Action item
Copy all lines below containing "icon".

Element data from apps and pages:
========================

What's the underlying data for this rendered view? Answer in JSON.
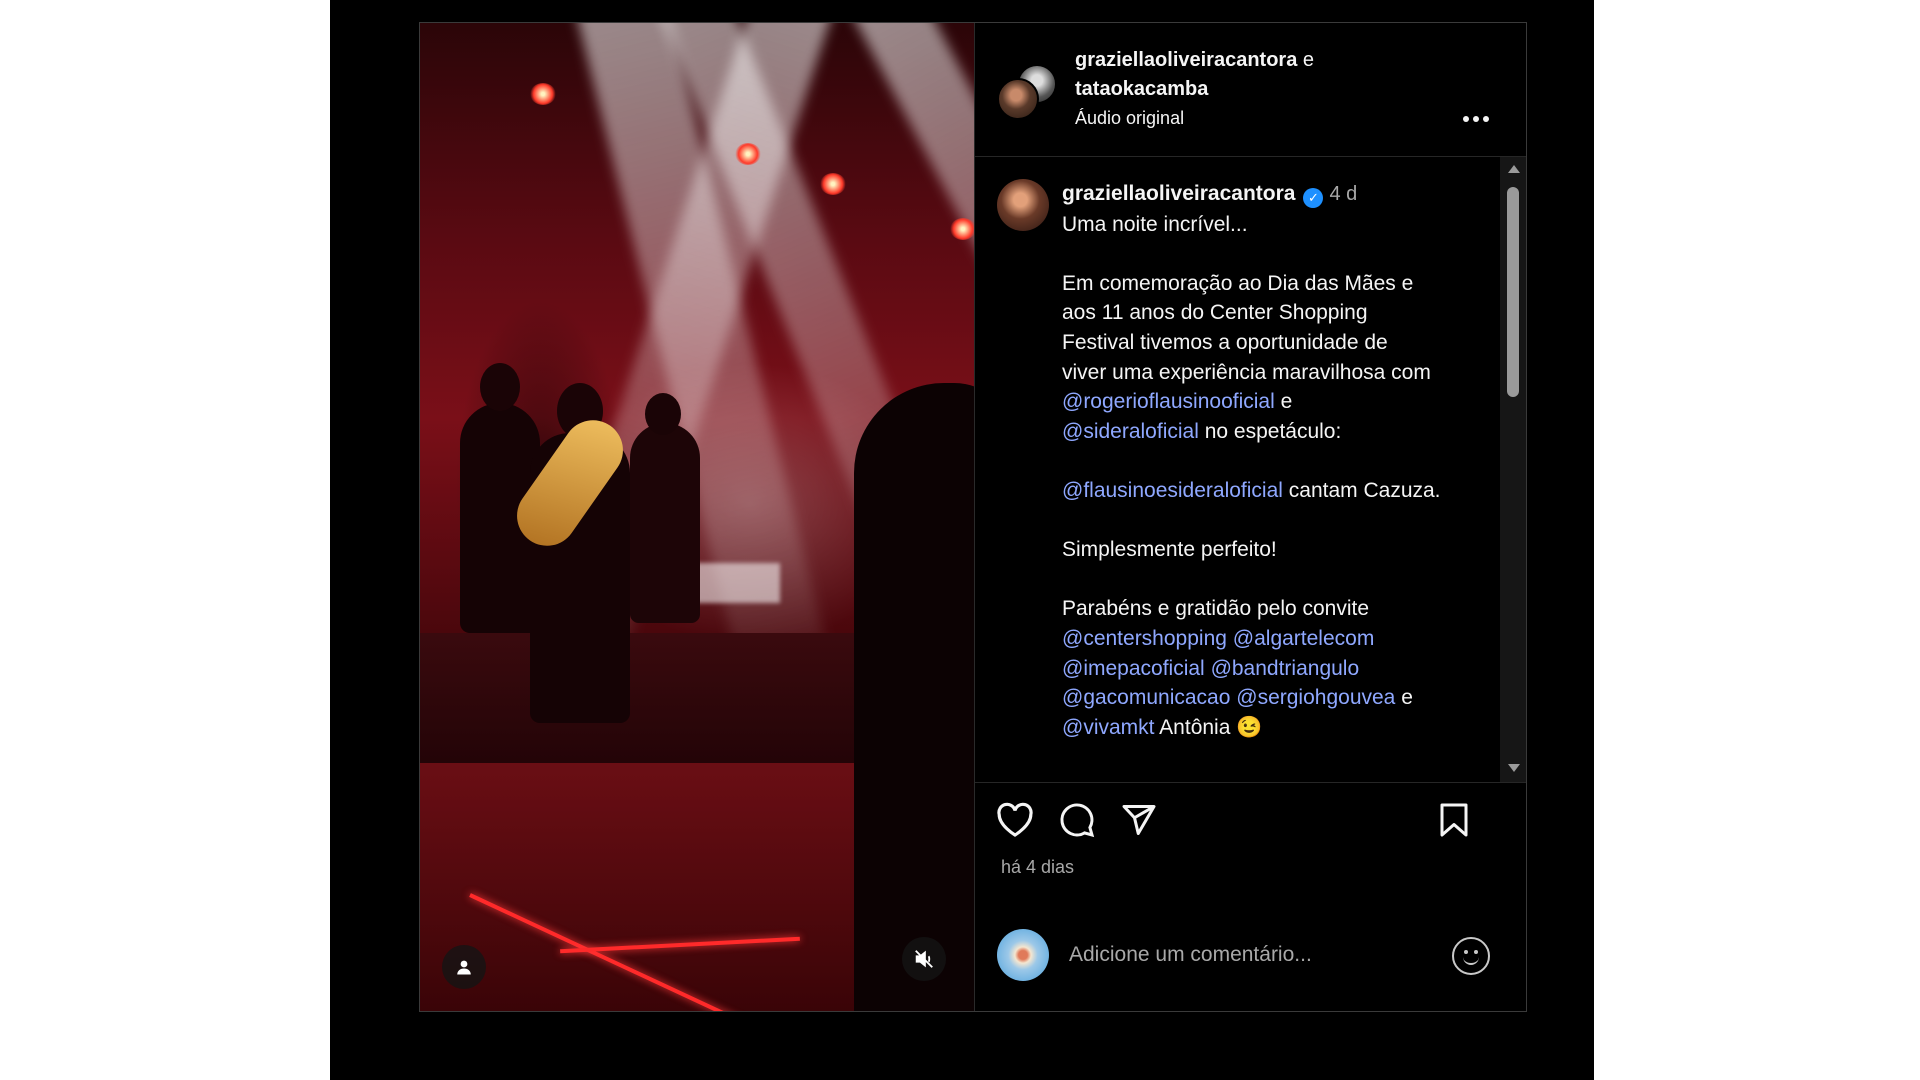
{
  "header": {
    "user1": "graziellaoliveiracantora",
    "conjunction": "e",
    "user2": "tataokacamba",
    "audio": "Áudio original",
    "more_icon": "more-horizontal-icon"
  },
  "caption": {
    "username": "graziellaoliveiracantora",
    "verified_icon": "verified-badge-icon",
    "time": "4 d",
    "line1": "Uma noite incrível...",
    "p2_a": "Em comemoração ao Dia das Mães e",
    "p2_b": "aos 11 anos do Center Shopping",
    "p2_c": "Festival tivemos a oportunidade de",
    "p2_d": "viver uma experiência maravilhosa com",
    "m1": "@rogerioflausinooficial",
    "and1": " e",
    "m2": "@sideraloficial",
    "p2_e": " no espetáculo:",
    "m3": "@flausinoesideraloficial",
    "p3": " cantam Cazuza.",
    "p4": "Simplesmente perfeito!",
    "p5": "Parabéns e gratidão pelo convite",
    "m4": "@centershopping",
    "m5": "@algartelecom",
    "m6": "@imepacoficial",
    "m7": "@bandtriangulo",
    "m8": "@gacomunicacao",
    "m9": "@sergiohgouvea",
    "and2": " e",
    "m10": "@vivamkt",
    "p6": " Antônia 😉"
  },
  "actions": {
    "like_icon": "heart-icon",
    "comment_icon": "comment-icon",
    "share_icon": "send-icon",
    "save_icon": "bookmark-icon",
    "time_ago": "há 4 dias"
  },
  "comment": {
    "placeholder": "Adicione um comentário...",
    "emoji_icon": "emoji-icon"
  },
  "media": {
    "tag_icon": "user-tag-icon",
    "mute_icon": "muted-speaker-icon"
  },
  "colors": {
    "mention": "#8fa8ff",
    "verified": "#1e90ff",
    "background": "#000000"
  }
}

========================

Exercise result
    "more_icon": "more-horizontal-icon"
    "verified_icon": "verified-badge-icon",
    "like_icon": "heart-icon",
    "comment_icon": "comment-icon",
    "share_icon": "send-icon",
    "save_icon": "bookmark-icon",
    "emoji_icon": "emoji-icon"
    "tag_icon": "user-tag-icon",
    "mute_icon": "muted-speaker-icon"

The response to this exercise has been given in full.